Gilead actually did do some amiable things for women in society despite the negative aspects that were mostly prevalent. Females had reclaimed the night - it was safe for them to walk the streets. They were given freedom from obscenities; however, this seems ironic considering the ceremonies the handmaids had to undergo. Handmaids are all equal and vital to the growth and survival of Gilead; they became revered. With some of these positive aspects there were also negative, yet it makes it difficult to decided from an outsiders point of view whether they were better off. There was barely any crime, no documented poverty and no competition between women for love, marriage. However, there is no love, no choice and no freedom. These things are human nature and to take them away from not only women but also men for the purpose of winning a war seems incredibly inhumane. The authorities of Gilead completely ruled out love as nature's norm and considered it something pushed by the magazines of Pre-Gilead.

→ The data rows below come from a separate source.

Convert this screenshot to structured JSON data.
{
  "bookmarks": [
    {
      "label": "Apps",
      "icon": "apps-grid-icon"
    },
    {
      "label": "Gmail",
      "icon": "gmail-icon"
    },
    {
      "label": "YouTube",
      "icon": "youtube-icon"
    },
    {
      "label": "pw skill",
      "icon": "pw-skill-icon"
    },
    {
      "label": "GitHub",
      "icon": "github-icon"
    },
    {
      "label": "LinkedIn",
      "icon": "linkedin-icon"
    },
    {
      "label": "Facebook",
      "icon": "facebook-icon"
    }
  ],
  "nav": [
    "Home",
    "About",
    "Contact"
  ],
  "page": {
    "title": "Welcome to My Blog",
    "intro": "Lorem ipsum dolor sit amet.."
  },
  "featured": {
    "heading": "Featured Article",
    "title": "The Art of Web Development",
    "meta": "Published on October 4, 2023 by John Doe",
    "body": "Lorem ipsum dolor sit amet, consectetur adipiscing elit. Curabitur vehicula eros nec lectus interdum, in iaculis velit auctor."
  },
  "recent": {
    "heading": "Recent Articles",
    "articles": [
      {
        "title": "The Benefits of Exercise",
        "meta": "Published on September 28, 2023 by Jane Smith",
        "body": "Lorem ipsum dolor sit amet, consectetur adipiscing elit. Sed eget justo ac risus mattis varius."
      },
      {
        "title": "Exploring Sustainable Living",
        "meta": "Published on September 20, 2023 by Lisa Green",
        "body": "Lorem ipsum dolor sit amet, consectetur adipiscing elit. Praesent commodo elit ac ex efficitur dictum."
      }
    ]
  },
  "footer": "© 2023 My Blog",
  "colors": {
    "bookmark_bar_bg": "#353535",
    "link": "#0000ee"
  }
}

Generally, a theocracy is a government that bases their political laws on a religion. Gilead's laws are based on Christianity but they twisted the religion around so much that that it is almost used as a scapegoat. The oppression of women and dystopic vision of their rights and values at the "ÃÂhands' of a distorted religion makes our 20th century minds cringe at the freedom and choice that they were denied. In the present, issues such as sex, love, marriage, childbearing are taken so much fro granted that it is unimaginable how people such as ourselves would react in this sort of situation. Gileadian authorities were trying to build up a society that was unbreakable by arranging loveless marriages and shredding deformed babies, not to mention countless other things. In the process they denied human spirit, human love and human emotion. They tore down feminist values and rights and made women susceptible to institutionalised rape for reproduction. Patriarchal values and beliefs were thrown out of proportion making it a man's world, fulfilling men, demoralising women.